The eternal second-round losers, Mexico have missed out at that stage on the last six occasions in a row and it's now becoming a 'thing' in a country with a rich World Cup tradition. Not much is done in Mexico without drama and the World Cup build-up has been similar with questions being asked of manager Juan Carlos Osorio. Since hosting the tournament in 1986 they have not made the quarter-finals but this year the team is seen as somewhat of a golden generation with many star players in their prime. However, a likely second-place finish behind Germany would see them probably face Brazil in the last 16 so don't count on them breaking that run just yet.
World Cup moment
The 1986 World Cup is remembered for many things – none more so than the brilliance (and the hand) of Diego Maradona – but it was also the tournament when Mexico reached the quarter-finals for just the second ever time while also hosting the event. A win over Bulgaria in the second round saw them into the last eight before a glorious semi-final appearance was denied only by the penalty shootout prowess of West Germany.
How did they get here?
Mexico coasted through qualifying by topping their group ahead of Costa Rica. The highlight came with a 2-1 win over the United States in Ohio at a time when Mexican-US tensions were at their highest. That loss also went a long way to ensuring their near (and not so dear) neighbours failed to qualify for Russia while Mexico booked their place with three games to spare.
Juan Carlos Osorio guided Mexico to Russia with little fuss but his competency in the job is under question in the build-up to the World Cup after losing 7-0 to Chile at the Copa America and 4-1 to Germany in the Confederations Cup. The 56-year-old is a former Colombian players and previously worked as a coach at Manchester City for four years from 2001 to 2005. He struggles with self-control and was suspended for last summer’s Gold Cup after being sent off at the Confederations Cup.

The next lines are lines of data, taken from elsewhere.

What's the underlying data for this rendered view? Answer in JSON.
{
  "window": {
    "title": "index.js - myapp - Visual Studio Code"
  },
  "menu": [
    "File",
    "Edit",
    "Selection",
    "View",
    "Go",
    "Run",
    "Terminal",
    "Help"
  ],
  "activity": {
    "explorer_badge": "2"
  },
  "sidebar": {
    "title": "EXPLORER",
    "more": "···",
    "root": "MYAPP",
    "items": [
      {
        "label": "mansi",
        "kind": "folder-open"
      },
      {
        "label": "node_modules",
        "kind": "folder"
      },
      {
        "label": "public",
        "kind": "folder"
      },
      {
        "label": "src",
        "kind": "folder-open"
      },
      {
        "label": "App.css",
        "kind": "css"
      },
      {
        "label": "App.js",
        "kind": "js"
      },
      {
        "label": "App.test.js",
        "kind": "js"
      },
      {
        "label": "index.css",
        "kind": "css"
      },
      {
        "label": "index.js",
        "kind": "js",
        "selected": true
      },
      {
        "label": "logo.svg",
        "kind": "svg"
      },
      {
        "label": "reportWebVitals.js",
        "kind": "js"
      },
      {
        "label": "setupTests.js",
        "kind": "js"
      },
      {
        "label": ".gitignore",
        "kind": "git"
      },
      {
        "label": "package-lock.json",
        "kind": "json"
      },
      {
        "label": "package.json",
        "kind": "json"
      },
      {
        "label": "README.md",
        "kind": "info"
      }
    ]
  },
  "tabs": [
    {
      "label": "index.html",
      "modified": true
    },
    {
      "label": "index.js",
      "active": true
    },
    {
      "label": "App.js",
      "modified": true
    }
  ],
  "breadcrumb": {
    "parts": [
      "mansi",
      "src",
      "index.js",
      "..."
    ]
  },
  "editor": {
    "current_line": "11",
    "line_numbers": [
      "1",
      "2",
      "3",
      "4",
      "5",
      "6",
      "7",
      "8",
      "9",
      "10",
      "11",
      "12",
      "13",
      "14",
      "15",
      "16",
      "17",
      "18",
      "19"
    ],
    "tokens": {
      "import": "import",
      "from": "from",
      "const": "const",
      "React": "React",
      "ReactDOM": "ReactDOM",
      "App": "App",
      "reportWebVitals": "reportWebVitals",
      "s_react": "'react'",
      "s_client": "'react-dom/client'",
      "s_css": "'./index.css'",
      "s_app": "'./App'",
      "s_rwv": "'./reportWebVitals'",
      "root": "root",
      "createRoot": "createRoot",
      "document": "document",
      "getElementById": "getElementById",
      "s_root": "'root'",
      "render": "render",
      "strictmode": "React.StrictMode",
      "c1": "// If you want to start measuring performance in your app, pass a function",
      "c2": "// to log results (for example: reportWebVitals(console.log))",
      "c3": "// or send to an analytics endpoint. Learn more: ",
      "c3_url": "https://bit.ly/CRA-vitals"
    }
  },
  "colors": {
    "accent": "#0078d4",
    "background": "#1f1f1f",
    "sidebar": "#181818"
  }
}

The main man
Guillermo Ochoa, Andrés Guardado, Héctor Moreno, Héctor Herrera and Javier Hernández are all seen as reaching the prime of their careers and they have the chance to prove that at this World Cup. Hernandez, in particular, is the key man after settling back into Premier League football with West Ham. The 29-year-old has scored goals wherever he has gone, including with the national team. In the green of Mexico he has netted 49 times in 100 games.
The one to watch
Hirving Lozano – known as ‘Chucky’ thanks to Mexico’s penchant for nicknames – has been linked to Everton after scoring 17 times in just 29 games in his first season at PSV Eindhoven. The 23-year-old also scored four times for Mexico in qualifying and is known for cutting in from the left to shoot with his right foot. Kind of like an opposite Arjen Robben.
Despite a tough group, Mexico will be fancied to get second place behind Germany. However, a likely second-round meeting with Brazil could see their last 16 losing run continue.
Goalkeepers: Guillermo Ochoa (Standard Liege), Alfredo Talavera (Toluca), Jesus Corona (Cruz Azul)
Defenders: Diego Reyes (Porto), Carlos Salcedo (Eintracht Frankfurt), Hector Moreno (Real Sociedad), Miguel Layun (Sevilla), Jesus Gallardo (Pumas), Hugo Ayala (Tigres UANL), Edson Alvarez (Club America)
Midfielders: Hector Herrera (Porto), Andres Guardado (Real Betis), Rafa Marquez (Atlas), Jonathan dos Santos (LA Galaxy), Marco Fabian (Eintracht Frankfurt), Giovani dos Santos (LA Galaxy)
Forwards: Javier Aquino (Tigres UANL), Jesus Corona (Porto), Raul Jimenez (Benfica), Oribe Peralta (Club America), Javier Hernandez (West Ham United), Carlos Vela (LAFC), Hirving Lozano (PSV Eindhoven)